Depression, anxiety and alcohol use disorders are common mental health problems in the working population. However, the team climate at work related to these disorders has not been studied using standardised interview methods and it is not known whether poor team climate predicts antidepressant use. This study investigated whether team climate at work was associated with DSM-IV depressive, anxiety and alcohol use disorders and subsequent antidepressant medication in a random sample of Finnish employees.
The nationally representative sample comprised 3347 employees aged 30-64 years. Team climate was measured with a self-assessment scale. Diagnoses of depressive, anxiety and alcohol use disorders were based on the Composite International Diagnostic Interview. Data on the purchase of antidepressant medication in a 3-year follow-up period were collected from a nationwide pharmaceutical register of the Social Insurance Institution.
In the risk factor adjusted models, poor team climate at work was significantly associated with depressive disorders (OR 1.61, 95% CI 1.10 to 2.36) but not with alcohol use disorders. The significance of the association between team climate and anxiety disorders disappeared when the model was adjusted for job control and job demands.
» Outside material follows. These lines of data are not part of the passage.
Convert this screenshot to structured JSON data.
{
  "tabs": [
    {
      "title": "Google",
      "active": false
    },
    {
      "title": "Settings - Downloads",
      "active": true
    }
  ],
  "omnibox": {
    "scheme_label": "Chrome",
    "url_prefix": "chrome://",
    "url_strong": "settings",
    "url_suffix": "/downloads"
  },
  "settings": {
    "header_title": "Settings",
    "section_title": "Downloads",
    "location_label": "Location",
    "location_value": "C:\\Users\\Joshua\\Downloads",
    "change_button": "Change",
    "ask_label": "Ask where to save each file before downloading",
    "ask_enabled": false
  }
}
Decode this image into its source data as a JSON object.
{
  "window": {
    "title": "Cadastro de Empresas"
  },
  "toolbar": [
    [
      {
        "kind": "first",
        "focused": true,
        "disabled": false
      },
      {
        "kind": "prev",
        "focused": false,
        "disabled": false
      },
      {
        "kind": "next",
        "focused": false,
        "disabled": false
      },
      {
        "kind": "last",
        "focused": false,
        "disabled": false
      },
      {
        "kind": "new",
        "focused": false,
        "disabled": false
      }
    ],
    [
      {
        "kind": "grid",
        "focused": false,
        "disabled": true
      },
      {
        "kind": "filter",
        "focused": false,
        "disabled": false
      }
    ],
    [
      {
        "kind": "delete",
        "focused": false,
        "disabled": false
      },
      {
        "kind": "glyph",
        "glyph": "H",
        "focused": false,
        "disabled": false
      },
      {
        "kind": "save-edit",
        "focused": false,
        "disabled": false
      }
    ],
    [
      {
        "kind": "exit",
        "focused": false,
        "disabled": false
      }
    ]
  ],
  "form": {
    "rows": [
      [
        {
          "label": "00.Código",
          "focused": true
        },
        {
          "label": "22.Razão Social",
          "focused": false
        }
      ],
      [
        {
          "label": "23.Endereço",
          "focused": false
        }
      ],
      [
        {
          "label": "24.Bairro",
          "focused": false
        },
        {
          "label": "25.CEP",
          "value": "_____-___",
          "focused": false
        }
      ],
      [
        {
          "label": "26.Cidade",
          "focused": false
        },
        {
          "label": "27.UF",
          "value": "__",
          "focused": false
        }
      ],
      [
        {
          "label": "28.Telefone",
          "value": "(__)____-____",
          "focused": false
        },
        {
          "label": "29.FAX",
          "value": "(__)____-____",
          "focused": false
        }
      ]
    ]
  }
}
Poor team climate also predicted antidepressant medication (OR 1.53, 95% CI 1.02 to 2.30).
A poor team climate at work is associated with depressive disorders and subsequent antidepressant use.